The temp job will go on indefinitely, maybe forever, and I’d be working with the same people as in the permanent job. These people will also compose the interview panel, so hopefully I can impress them with my fabulous work ethic before the interview takes place. Also, I now know what to expect, and will have some time to think up kickass answers to “tell me about yourself”. All suggestions, advice, and opinions gratefully accepted.

So I took the temp job, contingent on my passing fingerprinting on Monday in the county seat. Let’s hope my prints don’t somehow match those of a career criminal. So far, my run-ins with the law have been limited to Grand Jury testifying, getting divorced, and trying to help out my neighbors, so I should be OK here.

Given the fact that my old job’s paychecks give out at the end of February, and the possibility of shopping for a cardboard box big enough to live in and/or pitching a tent over at my brother’s place were a little too real for comfort, you’d think I’d be elated.
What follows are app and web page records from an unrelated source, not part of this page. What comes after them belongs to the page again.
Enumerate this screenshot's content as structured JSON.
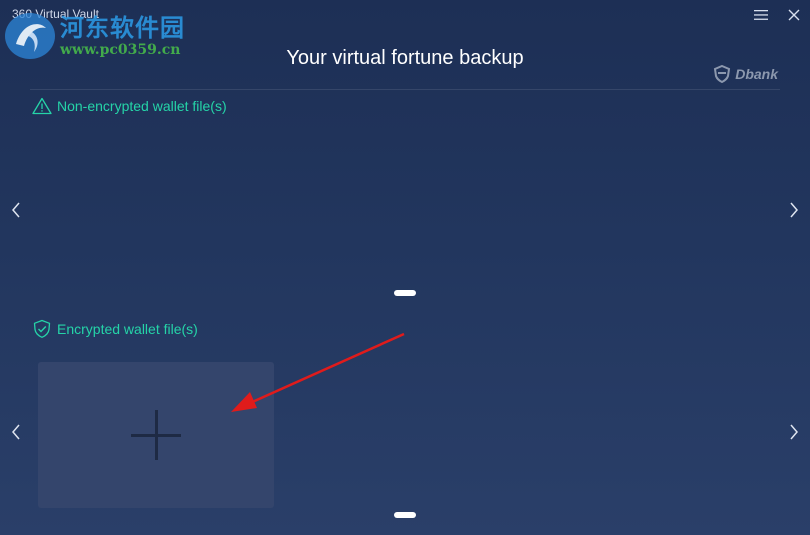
{
  "window": {
    "app_title": "360 Virtual Vault",
    "menu_icon": "hamburger-menu-icon",
    "close_icon": "close-icon"
  },
  "watermark": {
    "cn_text": "河东软件园",
    "url_text": "www.pc0359.cn"
  },
  "header": {
    "title": "Your virtual fortune backup",
    "brand": "Dbank",
    "brand_icon": "dbank-shield-icon"
  },
  "sections": {
    "non_encrypted": {
      "label": "Non-encrypted wallet file(s)",
      "icon": "warning-triangle-icon"
    },
    "encrypted": {
      "label": "Encrypted wallet file(s)",
      "icon": "shield-check-icon",
      "add_card_icon": "plus-icon"
    }
  },
  "colors": {
    "accent": "#25d4a8",
    "background_top": "#1d2f55",
    "background_bottom": "#2a3f69",
    "card": "#34456c",
    "annotation_arrow": "#e01b1b"
  }
}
And I was excited when I was talking to the county. But when I hung up and realized I had to quit the jobette, I felt really sad.

Quitting was so hard. My last day is three days after the fourth anniversary of my first day there. I am going to miss seeing my friends there almost every day. They have all been so kind and supportive of me, and I know we will still be friends and stay in each other’s lives. As one of them emailed me, “There is a lot of joy to be had in that job. But I hope your coming work is incredibly fulfilling, and full of its own little joys that make it an integral part of your life. I know you’ll do amazingly at it!”

Update: I have an interview set up on Thursday, February 5 at 9:30 am. Wish me luck!

A YEAR AGO: A welcome visit from an old friend.